Temporal Dynamics of Cortical Microinfarcts in Cerebral Small Vessel Disease.
JAMA Neurol. 2020 Feb 17. doi: 10.1001/jamaneurol.2019.5106. [Epub ahead of print]
|Authors/Editors:||Ter Telgte A, Wiegertjes K, Gesierich B, Baskaran BS, Marques JP, Kuijf HJ, Norris DG, Tuladhar AM, Duering M, de Leeuw FE.|
Importance: Neuropathology studies show a high prevalence of cortical microinfarcts (CMIs) in aging individuals, especially in patients with cerebrovascular disease and dementia. However, most, are invisible on T1- and T2-weighted magnetic resonance imaging (MRI), raising the question of how to explain this mismatch. Studies on small acute infarcts, detected on diffusion-weighted imaging (DWI), suggest that infarcts are largest in their acute phase and reduce in size thereafter. Therefore, we hypothesized that a subset of the CMI that are invisible on MRI can be detected on MRI in their acute phase. However, to our knowledge, a serial imaging study investigating the temporal dynamics of acute CMI (A-CMI) is lacking.
Objective: To determine the prevalence of chronic CMI (C-CMI) and the cumulative incidence and temporal dynamics of A-CMI in individuals with cerebral small vessel disease (SVD).
Design, Setting, Participants and Exposures: The RUN DMC-Intense study is a single-center hospital-based prospective cohort study on SVD performed between March 2016 and November 2017 and comprising 10 monthly 3-T MRI scans, including high-resolution DWI, 3-dimensional T1, 3-dimensional fluid-attenuated inversion recovery, and T2. One hundred six individuals from the previous longitudinal RUN DMC study were recruited based on the presence of progression of white matter hyperintensities on MRI between 2006 and 2015 and exclusion of causes of cerebral ischemia other than SVD. Fifty-four individuals (50.9%) participated. The median total follow-up duration was 39.5 weeks (interquartile range, 37.8-40.3). Statistical data analysis was performed between May and October 2019.
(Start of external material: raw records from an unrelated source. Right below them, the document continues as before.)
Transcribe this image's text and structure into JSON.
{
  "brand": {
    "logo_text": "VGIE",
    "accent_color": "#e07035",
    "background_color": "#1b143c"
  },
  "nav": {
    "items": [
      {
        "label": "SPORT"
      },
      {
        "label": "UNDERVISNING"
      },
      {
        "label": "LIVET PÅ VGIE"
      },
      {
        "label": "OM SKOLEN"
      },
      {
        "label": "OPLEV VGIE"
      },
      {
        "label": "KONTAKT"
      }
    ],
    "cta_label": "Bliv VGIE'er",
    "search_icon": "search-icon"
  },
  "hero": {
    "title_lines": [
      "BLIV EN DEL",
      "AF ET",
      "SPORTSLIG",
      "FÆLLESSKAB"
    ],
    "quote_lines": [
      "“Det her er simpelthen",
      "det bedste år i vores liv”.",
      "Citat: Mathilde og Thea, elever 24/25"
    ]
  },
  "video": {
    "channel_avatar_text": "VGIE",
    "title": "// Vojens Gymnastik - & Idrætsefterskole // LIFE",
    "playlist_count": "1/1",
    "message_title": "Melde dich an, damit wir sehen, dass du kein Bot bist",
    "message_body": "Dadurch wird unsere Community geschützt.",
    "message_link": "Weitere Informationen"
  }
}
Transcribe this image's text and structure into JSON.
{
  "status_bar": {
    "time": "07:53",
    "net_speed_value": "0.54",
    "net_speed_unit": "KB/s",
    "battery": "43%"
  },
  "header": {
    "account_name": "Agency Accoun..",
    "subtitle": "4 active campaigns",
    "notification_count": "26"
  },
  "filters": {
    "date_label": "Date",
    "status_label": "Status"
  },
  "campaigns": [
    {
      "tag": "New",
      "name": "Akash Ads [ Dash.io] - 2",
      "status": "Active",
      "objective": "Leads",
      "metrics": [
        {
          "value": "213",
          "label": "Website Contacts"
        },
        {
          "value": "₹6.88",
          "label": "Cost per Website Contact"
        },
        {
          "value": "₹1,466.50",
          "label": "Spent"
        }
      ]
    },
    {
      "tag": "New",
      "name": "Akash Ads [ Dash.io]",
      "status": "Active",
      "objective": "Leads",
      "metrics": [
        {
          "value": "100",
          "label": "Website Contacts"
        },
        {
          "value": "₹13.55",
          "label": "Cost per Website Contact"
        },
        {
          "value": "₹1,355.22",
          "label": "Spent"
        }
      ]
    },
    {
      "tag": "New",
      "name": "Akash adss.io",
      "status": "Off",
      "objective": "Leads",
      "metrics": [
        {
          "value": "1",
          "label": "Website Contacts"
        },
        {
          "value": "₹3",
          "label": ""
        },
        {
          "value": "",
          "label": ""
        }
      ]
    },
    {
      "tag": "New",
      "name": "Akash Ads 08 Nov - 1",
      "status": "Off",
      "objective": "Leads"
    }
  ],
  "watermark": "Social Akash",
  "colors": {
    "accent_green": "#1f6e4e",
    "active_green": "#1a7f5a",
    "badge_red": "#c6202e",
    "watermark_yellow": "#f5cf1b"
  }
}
Main Outcomes and Measures: We determined the prevalence of C-CMI using the baseline T1, fluid-attenuated inversion recovery, and T2 scans. Monthly high-resolution DWI scans (n = 472) were screened to determine the cumulative incidence of A-CMI. The temporal dynamics of A-CMI were determined based on the MRI scans collected during the first follow-up visit after A-CMI onset and the last available follow-up visit.
Results: The median age of the cohort at baseline MRI was 69 years (interquartile range, 66-74 years) and 34 participants (63%) were men. The prevalence of C-CMI was 35% (95% CI, 0.24-0.49). Monthly DWI detected 21 A-CMI in 7 of 54 participants, resulting in a cumulative incidence of 13% (95% CI, 0.06-0.24). All A-CMI disappeared on follow-up MRI.
Conclusions and Relevance: Acute CMI never evolved into chronically MRI-detectable lesions. We suggest that these A-CMI underlie part of the submillimeter C-CMI encountered on neuropathological examination and thereby provide a source for the high CMI burden on neuropathology.